By Geoff Naldrett, BECC Archives Placement Student
As a mature student with a failing memory, not suited to three hour ‘memory test’ exams, I opted for a placement module during the final year of my BA(Hons) History degree at UWE. What a good decision that was – albeit for the wrong reasons!
Not wanting to leave anything to chance, I negotiated the possibility of achieving my 120 hours (stipulated requirement for a placement module) working at Bristol Archives, and was very happy when the possibility became a reality.
So far, I have completed eighty-four hours in six-hour stints, working every Monday since the end of September.
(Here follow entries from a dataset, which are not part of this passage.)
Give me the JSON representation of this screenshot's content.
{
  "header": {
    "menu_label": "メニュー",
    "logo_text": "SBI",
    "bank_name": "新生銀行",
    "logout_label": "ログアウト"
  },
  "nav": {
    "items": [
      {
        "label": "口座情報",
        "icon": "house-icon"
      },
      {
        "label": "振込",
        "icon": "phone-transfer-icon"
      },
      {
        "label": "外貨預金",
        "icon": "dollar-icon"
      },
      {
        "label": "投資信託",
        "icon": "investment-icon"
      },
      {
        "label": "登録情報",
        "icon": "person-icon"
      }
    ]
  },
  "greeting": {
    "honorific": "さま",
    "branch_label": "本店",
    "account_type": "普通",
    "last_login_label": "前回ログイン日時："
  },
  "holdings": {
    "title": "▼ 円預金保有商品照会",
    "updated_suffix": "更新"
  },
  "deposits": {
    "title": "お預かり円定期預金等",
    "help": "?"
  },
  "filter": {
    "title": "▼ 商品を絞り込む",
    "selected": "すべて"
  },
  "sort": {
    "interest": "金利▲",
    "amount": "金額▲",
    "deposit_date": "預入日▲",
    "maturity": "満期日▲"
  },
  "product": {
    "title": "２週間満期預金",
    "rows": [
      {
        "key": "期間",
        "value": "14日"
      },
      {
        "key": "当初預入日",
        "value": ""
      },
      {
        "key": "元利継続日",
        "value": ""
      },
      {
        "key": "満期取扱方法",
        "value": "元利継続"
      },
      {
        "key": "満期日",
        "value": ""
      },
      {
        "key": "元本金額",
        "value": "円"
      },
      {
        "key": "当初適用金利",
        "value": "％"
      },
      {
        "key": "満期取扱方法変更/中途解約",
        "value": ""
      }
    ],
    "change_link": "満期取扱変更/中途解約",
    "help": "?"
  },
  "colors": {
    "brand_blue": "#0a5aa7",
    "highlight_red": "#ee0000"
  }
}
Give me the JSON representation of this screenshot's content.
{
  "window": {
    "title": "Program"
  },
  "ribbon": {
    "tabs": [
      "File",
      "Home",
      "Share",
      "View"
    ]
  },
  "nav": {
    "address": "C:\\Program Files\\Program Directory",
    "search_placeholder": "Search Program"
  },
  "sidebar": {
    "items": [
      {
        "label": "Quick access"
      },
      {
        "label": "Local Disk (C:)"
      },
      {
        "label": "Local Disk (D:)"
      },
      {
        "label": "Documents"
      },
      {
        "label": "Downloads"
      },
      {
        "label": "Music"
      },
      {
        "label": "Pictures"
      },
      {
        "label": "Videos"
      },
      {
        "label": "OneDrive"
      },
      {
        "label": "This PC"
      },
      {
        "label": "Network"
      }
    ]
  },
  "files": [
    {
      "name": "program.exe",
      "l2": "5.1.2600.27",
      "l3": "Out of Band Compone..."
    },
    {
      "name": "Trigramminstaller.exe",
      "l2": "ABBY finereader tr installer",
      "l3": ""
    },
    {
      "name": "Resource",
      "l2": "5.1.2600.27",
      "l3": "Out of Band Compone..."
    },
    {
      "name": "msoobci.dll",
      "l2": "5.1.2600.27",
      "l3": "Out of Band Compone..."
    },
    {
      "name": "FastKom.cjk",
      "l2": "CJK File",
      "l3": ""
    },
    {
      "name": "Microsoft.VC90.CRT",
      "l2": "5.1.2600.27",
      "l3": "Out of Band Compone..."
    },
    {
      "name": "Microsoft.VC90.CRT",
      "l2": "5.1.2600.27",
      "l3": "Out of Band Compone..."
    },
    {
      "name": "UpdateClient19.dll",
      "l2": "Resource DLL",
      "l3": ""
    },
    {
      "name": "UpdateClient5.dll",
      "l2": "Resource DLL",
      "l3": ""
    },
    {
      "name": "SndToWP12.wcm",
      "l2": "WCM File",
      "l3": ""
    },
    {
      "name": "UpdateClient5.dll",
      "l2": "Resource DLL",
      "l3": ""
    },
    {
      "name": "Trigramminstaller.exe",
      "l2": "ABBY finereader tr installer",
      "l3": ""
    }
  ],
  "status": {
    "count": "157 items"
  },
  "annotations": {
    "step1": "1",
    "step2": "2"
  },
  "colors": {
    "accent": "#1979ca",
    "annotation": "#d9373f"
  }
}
In that time, I have completed the cataloguing of three photographic collections held by the British Empire and Commonwealth Collection.
The first collection of photographs, the Curme collection (ref. 2018/004) contained several albums which depicted the life of a British engineer working on the installation of the railway network in Sudan during the 1920s and 30s. Alf Curme, his wife Josephine, and later their new daughter Joan, seemed to live a very typical ‘emigre’ of the Empire existence: pith helmets, parasols and tea on the lawn, all in the baking heat of Sudan. Alf would travel the country, often as the track was laid out right in front of the train in the middle of the desert, whilst maintaining a typically British family home with prams and dolls houses in the garden for Joan.
The second collection, the Angell collection (ref. 2002/m255) was very suited to my background of 30 years’ service in the Royal Navy.
This photographic record surrounded the life and naval service of Frederick William Angell, an officer in the Royal Indian Marines, and later the Royal Indian Navy. Images of ships, some identified and some not, led to some interesting internet research in an attempt to establish ‘which ship, where’? Images taken on shore were also fascinating for their geographical and developmental aspects; Simonstown at the turn of the 20th century with just a few buildings hugging the shore line and a ‘high street’ which had more in common with a town from an American Western film, are amazing photographs.
The third, and most recent collection to be catalogued (ref. 2018/003), is a collection of photographs and other items of memorabilia once belonging to Maxwell Ray – a Bar Steward on the ‘Empress of Britain’, a Canadian Pacific passenger liner – before and during the Second World War. This collection of images is truly global, as the ship plied her trade taking passengers on luxurious cruises around the world.
However, this story does not have a happy ending, as Maxwell died when the ‘Empress’ became one of the largest merchant vessels to be sunk by enemy action during the entire war. In late 1940 she was first attacked by aircraft and disabled and then, while under tow, she was sunk by a U-Boat torpedo.
Ironically, only four months earlier he had written home to his family on the south coast of England expressing concern for them being in harm’s way from the Luftwaffe.
All three collections have proved to be immensely interesting in their own way. They have not only played to my strengths of naval knowledge and ship recognition, but by some quirky twist of fate they have also all included photographs of places like Gibraltar, Naples and Hong Kong that I have visited and lived in during my military service.
Onwards and upwards – next box please!